Some time ago I listened to Working Class Hero of John Lennon. I noticed that on 1 minute and 25 seconds suddenly the acoustic guitar sound is changed. It’s an obvious punched in. And at 1 minute and 45 seconds there’s another cut which is not perfect because in introduces a double chord. The cool thing is: I have heard that track many times before I noticed those anomalies.
Those are anomalies you should love. Because they are so musical.
The site What Goes On is one big archive of these kind of anomalies. It covers all Beatles recordings. No solo albums of the members of The Beatles are covered here. It contains a complete list of these lovely and musical anomalies as sound analysis. For any Beatles fan, engineer or musician this is great stuff to read. And although I’m some sort of a Beatles expert myself – I’ve read the The Complete Beatles Recording Sessions and The Beatles Anthology books and am 100% familiar with their complete repertoire – most of what I’m reading I’ve never noticed myself.
I also like the explanation they gave for the why so many anomalies can be found on Beatles records:
Comparing the work of The Beatles to modern music is unfair: The Beatles were innovating, experimenting, and working beyond the limits of the equipment. Equipment that at the time was the best available, but now looks very dated and clumsy. Modern recording technology allows the tiniest anomalous sound to be erased flawlessly, and performances to be reconstructed by engineers and producers after-the-fact. So modern music doesn’t suffer from these anomalies. It’s too carefully polished.

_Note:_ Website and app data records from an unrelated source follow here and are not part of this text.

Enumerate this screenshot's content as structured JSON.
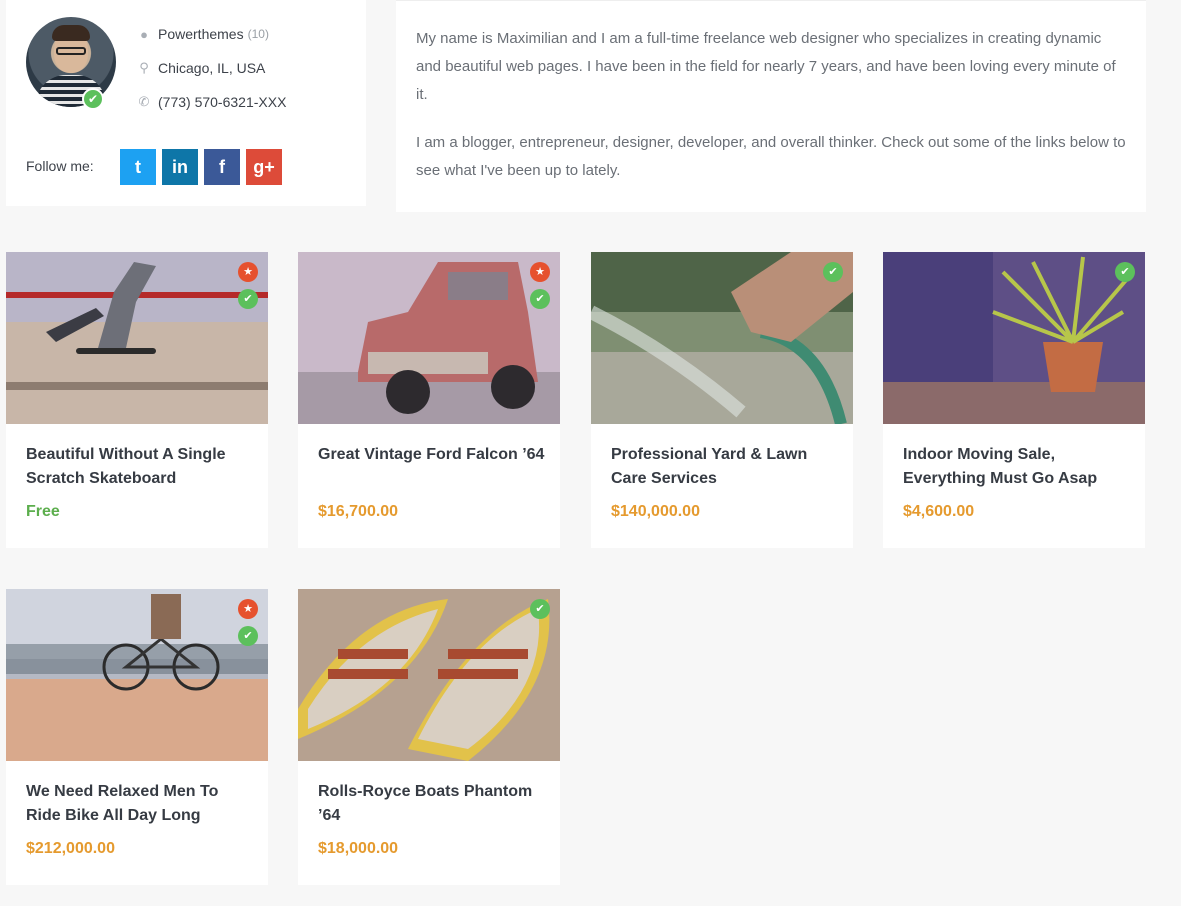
{
  "profile": {
    "name": "Powerthemes",
    "count": "(10)",
    "location": "Chicago, IL, USA",
    "phone": "(773) 570-6321-XXX",
    "follow_label": "Follow me:",
    "social": [
      {
        "icon": "twitter-icon",
        "glyph": "t",
        "color": "#1da1f2"
      },
      {
        "icon": "linkedin-icon",
        "glyph": "in",
        "color": "#0e76a8"
      },
      {
        "icon": "facebook-icon",
        "glyph": "f",
        "color": "#3b5998"
      },
      {
        "icon": "google-plus-icon",
        "glyph": "g+",
        "color": "#dd4b39"
      }
    ]
  },
  "about": {
    "paragraphs": [
      "My name is Maximilian and I am a full-time freelance web designer who specializes in creating dynamic and beautiful web pages. I have been in the field for nearly 7 years, and have been loving every minute of it.",
      "I am a blogger, entrepreneur, designer, developer, and overall thinker. Check out some of the links below to see what I've been up to lately."
    ]
  },
  "listings": [
    {
      "title": "Beautiful Without A Single Scratch Skateboard",
      "price": "Free",
      "featured": true,
      "verified": true,
      "image": "skateboard"
    },
    {
      "title": "Great Vintage Ford Falcon ’64",
      "price": "$16,700.00",
      "featured": true,
      "verified": true,
      "image": "vintage-truck"
    },
    {
      "title": "Professional Yard & Lawn Care Services",
      "price": "$140,000.00",
      "featured": false,
      "verified": true,
      "image": "garden-hose"
    },
    {
      "title": "Indoor Moving Sale, Everything Must Go Asap",
      "price": "$4,600.00",
      "featured": false,
      "verified": true,
      "image": "house-plant"
    },
    {
      "title": "We Need Relaxed Men To Ride Bike All Day Long",
      "price": "$212,000.00",
      "featured": true,
      "verified": true,
      "image": "bicycle"
    },
    {
      "title": "Rolls-Royce Boats Phantom ’64",
      "price": "$18,000.00",
      "featured": false,
      "verified": true,
      "image": "rowboats"
    }
  ],
  "colors": {
    "accent_price": "#e59a2e",
    "free_price": "#5cae4d",
    "verified": "#5cc05c",
    "featured": "#e6512e"
  }
}
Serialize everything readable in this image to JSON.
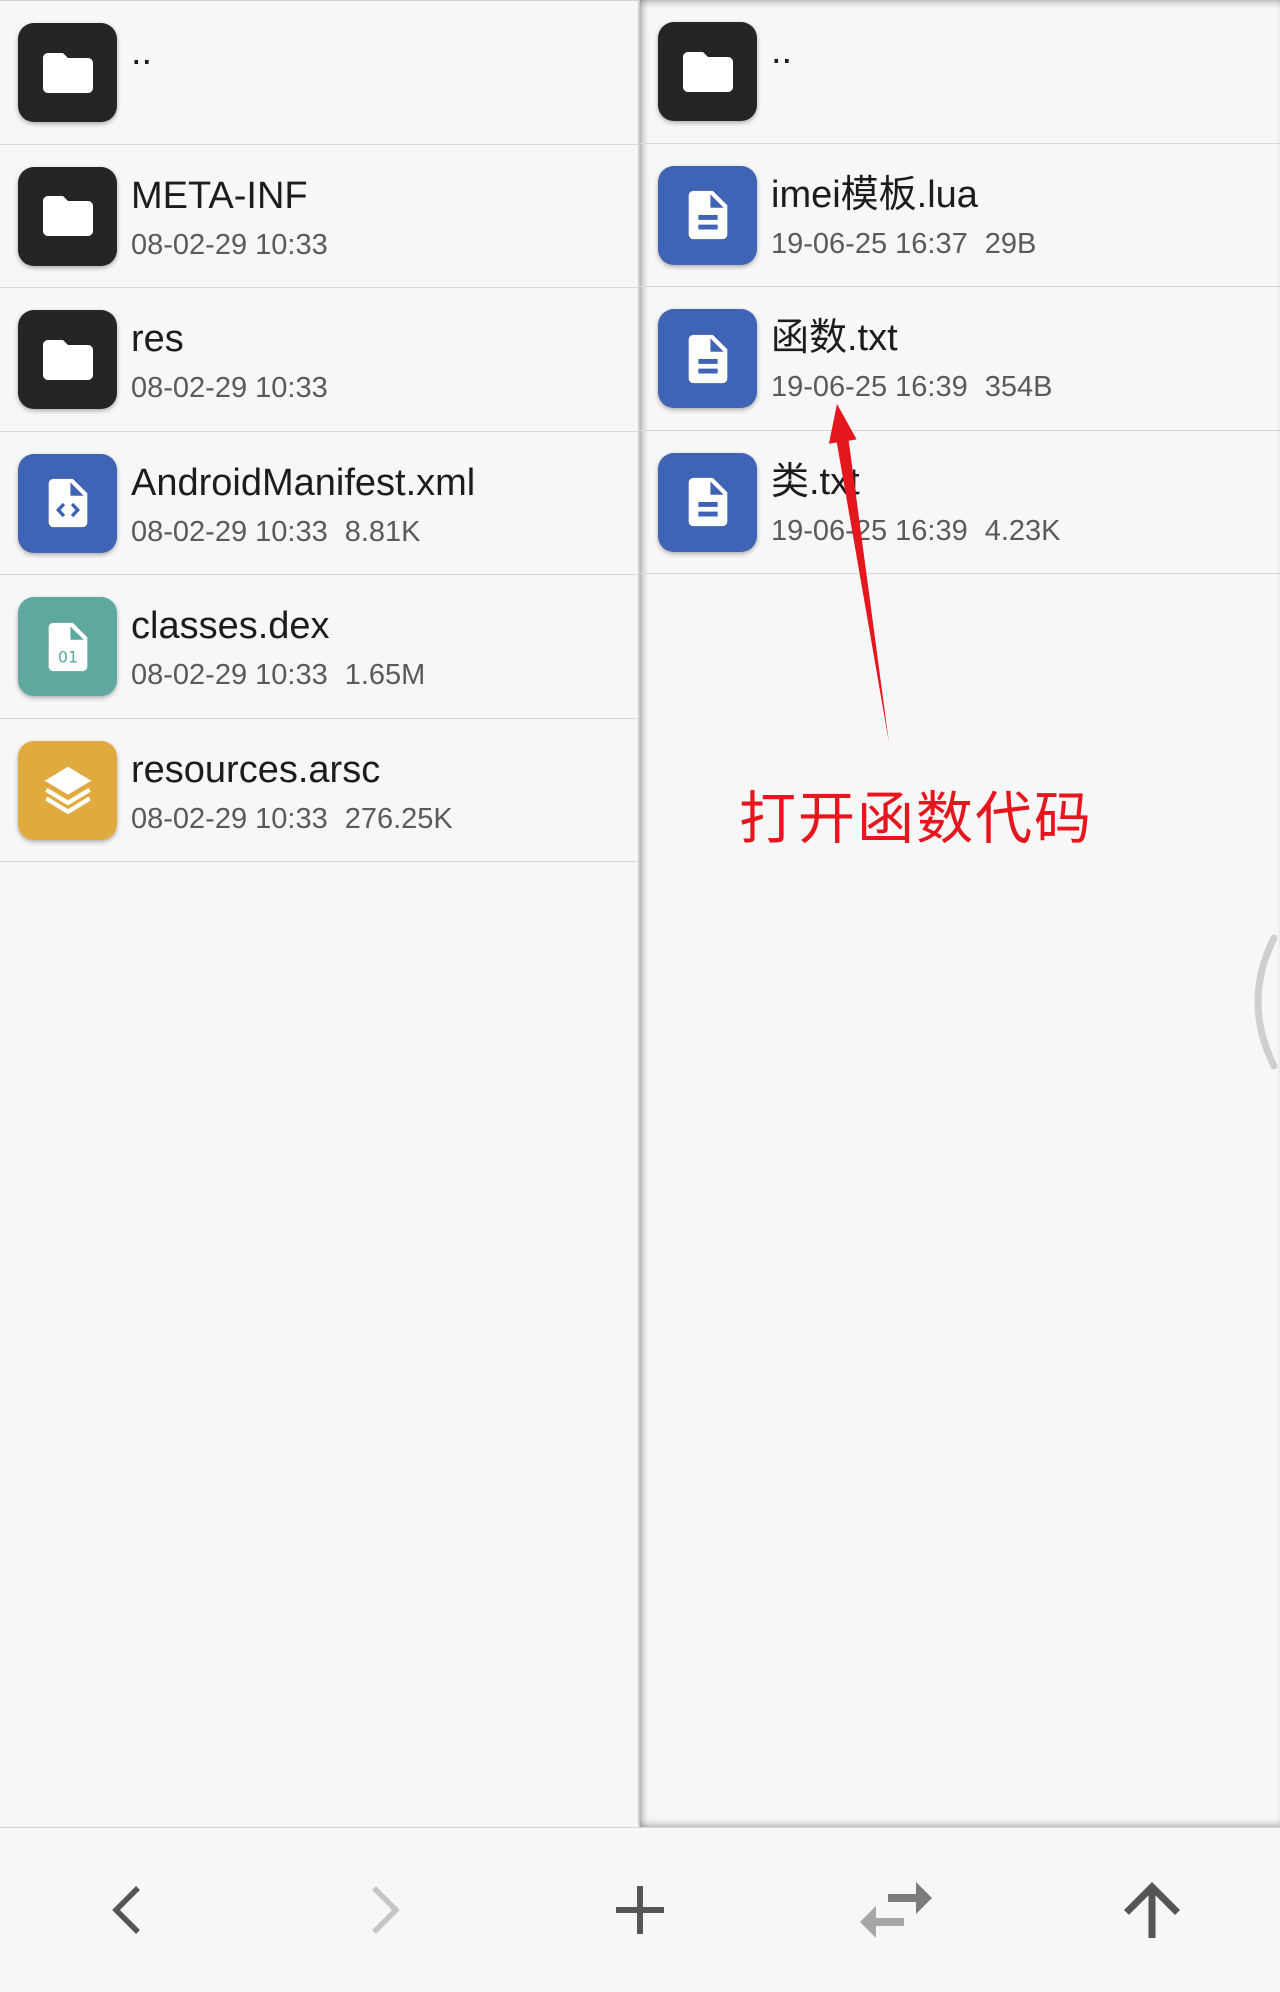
{
  "colors": {
    "background": "#f7f7f7",
    "folder": "#252525",
    "document": "#3f63b5",
    "dex": "#5fa8a0",
    "arsc": "#e0aa3e",
    "annotation": "#e5161e",
    "text_primary": "#1c1c1c",
    "text_secondary": "#5a5a5a"
  },
  "left_pane": {
    "items": [
      {
        "name": "..",
        "icon": "folder-icon"
      },
      {
        "name": "META-INF",
        "date": "08-02-29 10:33",
        "icon": "folder-icon"
      },
      {
        "name": "res",
        "date": "08-02-29 10:33",
        "icon": "folder-icon"
      },
      {
        "name": "AndroidManifest.xml",
        "date": "08-02-29 10:33",
        "size": "8.81K",
        "icon": "code-file-icon"
      },
      {
        "name": "classes.dex",
        "date": "08-02-29 10:33",
        "size": "1.65M",
        "icon": "binary-file-icon",
        "icon_text": "01"
      },
      {
        "name": "resources.arsc",
        "date": "08-02-29 10:33",
        "size": "276.25K",
        "icon": "layers-icon"
      }
    ]
  },
  "right_pane": {
    "items": [
      {
        "name": "..",
        "icon": "folder-icon"
      },
      {
        "name": "imei模板.lua",
        "date": "19-06-25 16:37",
        "size": "29B",
        "icon": "document-icon"
      },
      {
        "name": "函数.txt",
        "date": "19-06-25 16:39",
        "size": "354B",
        "icon": "document-icon"
      },
      {
        "name": "类.txt",
        "date": "19-06-25 16:39",
        "size": "4.23K",
        "icon": "document-icon"
      }
    ]
  },
  "annotation": {
    "text": "打开函数代码"
  },
  "bottom_bar": {
    "buttons": [
      {
        "icon": "chevron-left-icon",
        "enabled": true
      },
      {
        "icon": "chevron-right-icon",
        "enabled": false
      },
      {
        "icon": "add-icon",
        "enabled": true
      },
      {
        "icon": "swap-icon",
        "enabled": true
      },
      {
        "icon": "arrow-up-icon",
        "enabled": true
      }
    ]
  }
}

That last sentence “It’s too carefully polished” is spot on. Music should not be so carefully polished in my opinion. So stop using quantisation. Don’t fix those timing errors. Leave some soul in the music. Let it breath. Make more mistakes.